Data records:
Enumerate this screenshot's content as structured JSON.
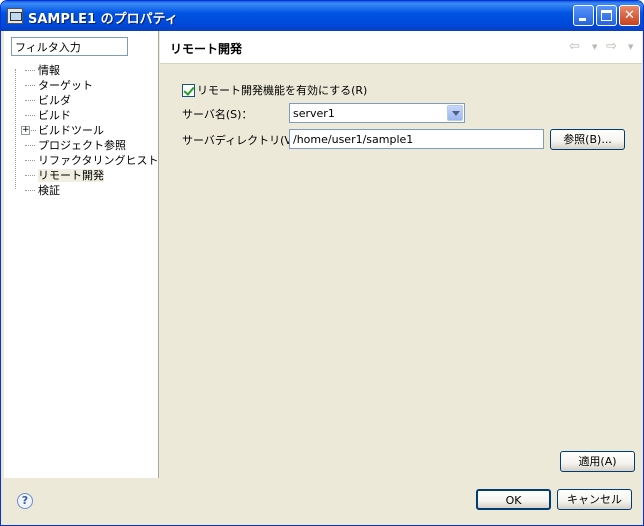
{
  "window": {
    "title": "SAMPLE1 のプロパティ"
  },
  "filter": {
    "value": "フィルタ入力"
  },
  "tree": {
    "items": [
      {
        "label": "情報"
      },
      {
        "label": "ターゲット"
      },
      {
        "label": "ビルダ"
      },
      {
        "label": "ビルド"
      },
      {
        "label": "ビルドツール",
        "expandable": true
      },
      {
        "label": "プロジェクト参照"
      },
      {
        "label": "リファクタリングヒストリ"
      },
      {
        "label": "リモート開発",
        "selected": true
      },
      {
        "label": "検証"
      }
    ]
  },
  "page": {
    "title": "リモート開発",
    "enable_label": "リモート開発機能を有効にする(R)",
    "enable_checked": true,
    "server_label": "サーバ名(S)：",
    "server_value": "server1",
    "dir_label": "サーバディレクトリ(V)：",
    "dir_value": "/home/user1/sample1",
    "browse_label": "参照(B)...",
    "apply_label": "適用(A)"
  },
  "footer": {
    "ok_label": "OK",
    "cancel_label": "キャンセル"
  },
  "icons": {
    "back": "back-arrow-icon",
    "forward": "forward-arrow-icon",
    "help": "help-icon"
  }
}
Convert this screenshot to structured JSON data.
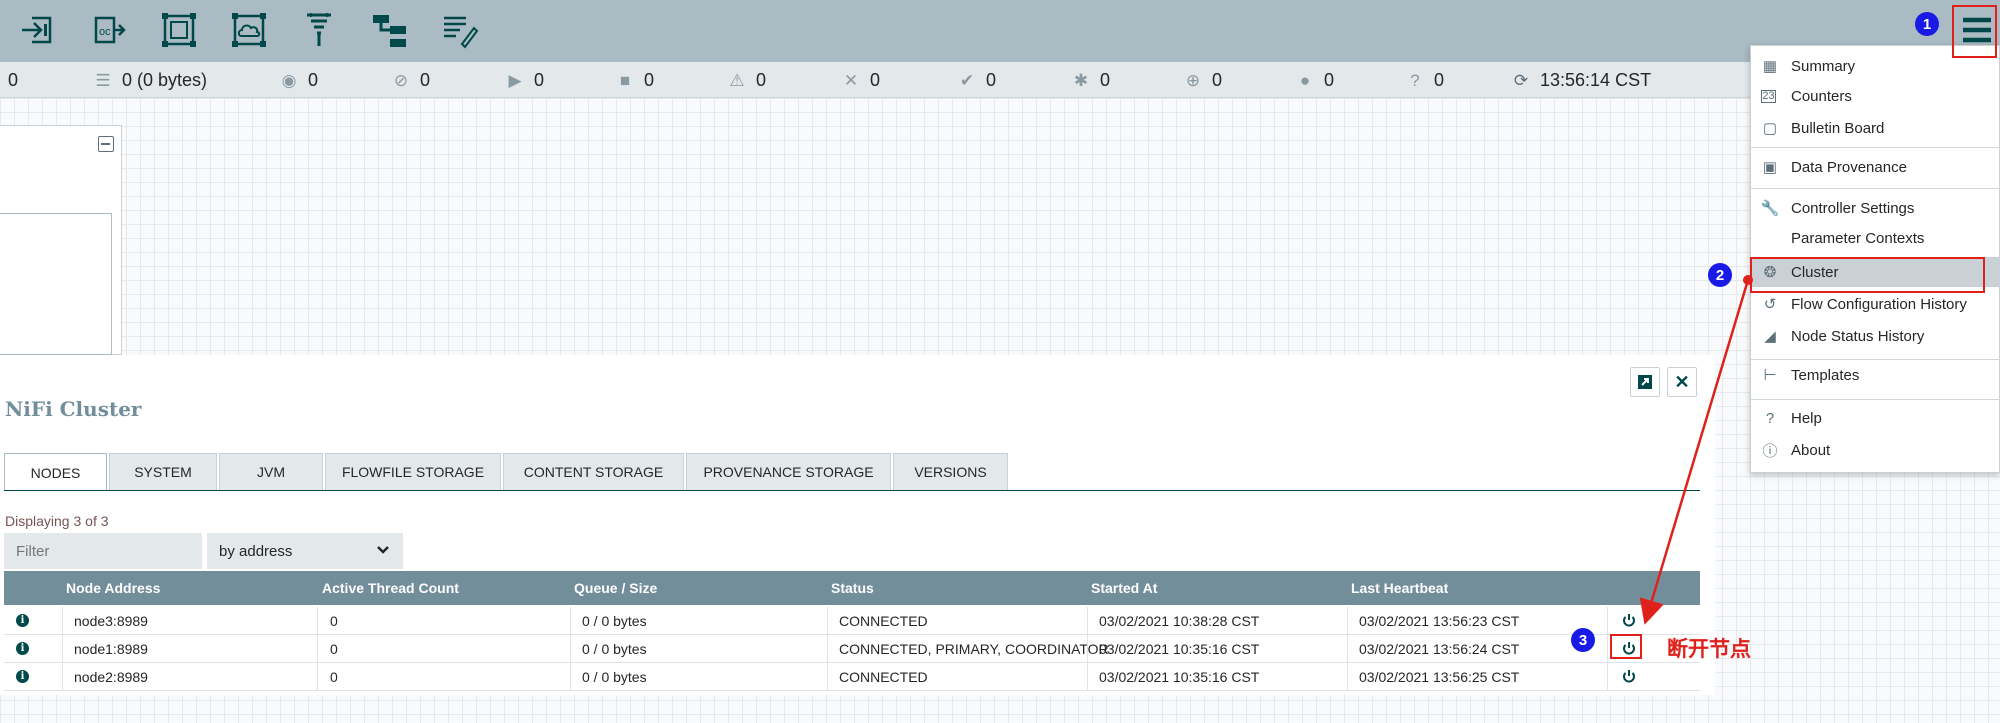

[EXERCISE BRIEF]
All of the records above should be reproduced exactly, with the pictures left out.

[EXERCISE OUTPUT]
Enumerate this screenshot's content as structured JSON.
{
  "window": {
    "title": "SAMPLE1 のプロパティ"
  },
  "filter": {
    "value": "フィルタ入力"
  },
  "tree": {
    "items": [
      {
        "label": "情報"
      },
      {
        "label": "ターゲット"
      },
      {
        "label": "ビルダ"
      },
      {
        "label": "ビルド"
      },
      {
        "label": "ビルドツール",
        "expandable": true
      },
      {
        "label": "プロジェクト参照"
      },
      {
        "label": "リファクタリングヒストリ"
      },
      {
        "label": "リモート開発",
        "selected": true
      },
      {
        "label": "検証"
      }
    ]
  },
  "page": {
    "title": "リモート開発",
    "enable_label": "リモート開発機能を有効にする(R)",
    "enable_checked": true,
    "server_label": "サーバ名(S)：",
    "server_value": "server1",
    "dir_label": "サーバディレクトリ(V)：",
    "dir_value": "/home/user1/sample1",
    "browse_label": "参照(B)...",
    "apply_label": "適用(A)"
  },
  "footer": {
    "ok_label": "OK",
    "cancel_label": "キャンセル"
  },
  "icons": {
    "back": "back-arrow-icon",
    "forward": "forward-arrow-icon",
    "help": "help-icon"
  }
}
Convert this screenshot to structured JSON data.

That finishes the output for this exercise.